It’s fair to say that most people we talk to in January admit to having overindulged over the past few weeks and are ready for a refresh, and we’re no different. So to help us start the New Year on a healthy note, we consulted Sebastian Pole, Master Herbsmith at Pukka Herbs and author of the new book Cleanse Nourish & Restore with Herbal Tea , about what he considers to be the top five herbs for supporting cleansing and detox.
He told us: “Plants have been at the centre of human health forever and it feels like we are only just discovering how important they are to living well today. Helping to nourish, cleanse, rejuvenate and restore your whole system, herbs can be used for both optimising health as well as getting you better when you are unwell: in other words, they can be food as well as medicine. Their life-enhancing properties are simple to bring into your everyday life, and one of my favourite ways is to do this by making herbal blends and drinking their delicious infusions.
“ While we wash away and eliminate waste daily, modern life throws so much at us that not all of it goes down the plughole. If we don’t take time to cleanse the inside of our bodies, then we run the risk of a range of symptoms from bad breath to sluggish digestion.
“Feeling clogged up can also affect our emotional state – we might hold onto negative issues (the run-in at work last month, the break-up last year), instead of letting them go. Cleansing on all levels is central to being healthy. Toxins have damp, sticky and stagnant qualities. Ayurveda calls toxinsama, which refers to any undigested and unutilised wastes inside you. Toxins can cause inflammation and infection, and can lead to mucus congestion, poor immunity, loss of strength, water retention, tense muscles, bloating, itchiness, a thick tongue coating and depression, amongst other things.

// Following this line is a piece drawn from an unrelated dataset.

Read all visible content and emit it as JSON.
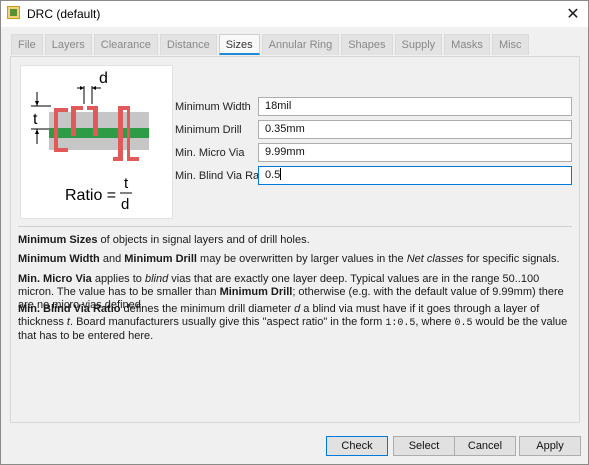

Remember the last time last time you had a cold and that ‘heavy’ feeling that you can’t get away from? Or the last time you were feeling depressed and stuck-in-the-mud? That’s a sure sign you need a cleanse.”
Nettle is more than just a weed with a nasty sting! It’s filled with nutrients and active compounds, and has been used as a medicinal herb since ancient times. One of its traditional uses is purifying and cleansing the blood – it’s known as a ‘blood tonic’. It’s rich in chlorophyll, which is traditionally thought to help cleanse and build the blood, and it has diuretic properties too, which may help flush out toxins from the body. Nettle is also rich in nutrients that support liver function and detoxification, including magnesium, iron and vitamin C.
Dandelion is a classic herb for supporting cleansing and detox. Both the root and leaves can be beneficial, but dandelion root is traditionally used for supporting the liver. One of its actions is to increase the flow of bile, which is the liver’s way of getting rid of fat-soluble toxins and wastes into the gut, to be excreted. Bile flow into the gut also helps digestion and supports normal bowel movements, and so dandelion root can also act as a digestive tonic, and can help if you’re a bit ‘bunged up’. This is vital, as we need good bowel movements when cleansing to properly excrete wastes and toxins from our body.
Fennel seeds are another ‘everyday’ herb with many hidden powers. They’re perhaps best known as a digestive tonic: in India, the seeds are chewed after a meal to aid digestion, and they can specifically help to relieve digestive symptoms such as wind and bloating. This makes fennel a fantastic addition to your cleansing regime if you’re suffering the consequences of overindulgence during the festive season.
And that’s not all. Like dandelion and nettle, fennel has also been found to have diuretic properties, helping to flush out toxins via the urine. And it has antibacterial and anti-fungal activity too, potentially helping to improve the balance of healthy flora in the gut – and get rid of any ‘nasties’!
You probably know of cardamom as an aromatic spice that’s used in Indian cooking. But it’s also a fantastic herb for a gentle winter cleanse, as it has warming as well as cleansing and digestion-soothing properties.
In herbal medicine, cardamom is known as a ‘carminative’, which means it can help to relieve wind and bloating. Like fennel, this can make cardamom especially helpful for a post-festive cleanse, when your digestive system as well as your liver is likely to need support. Cardamom also has antibacterial properties, including against common bacteria such as Helicobacter pylori – a harmful bacteria that can live in the stomach. And like many cleansing herbs, cardamom has mild diuretic effects too, helping to improve elimination of toxins via the urine.
Complementing the activity of all the other herbs is the amazing aloe vera. Aloe vera gel – from the inner leaf – has a cooling and soothing action, which can help calm the heat and inflammation associated with overindulgence. Aloe gel is used as a digestive tonic too, and may help to gently increase bowel movements (although it doesn’t have the strong laxative effect of aloe latex from the outer leaf). And it may also have a stimulating and cleansing effect on the liver. A great all-rounder.
- Pukka’s Clean Me Green 14 day well-being cleanse combines a blend teas and organic supergreens, including nettle, dandelion, celery seed, fennel, aloe vera, licorice root and peppermint leaf for a refreshing blend targeted towards soothing the liver and digestive health. It is available now priced at £19.99 from www.pukkaherbs.com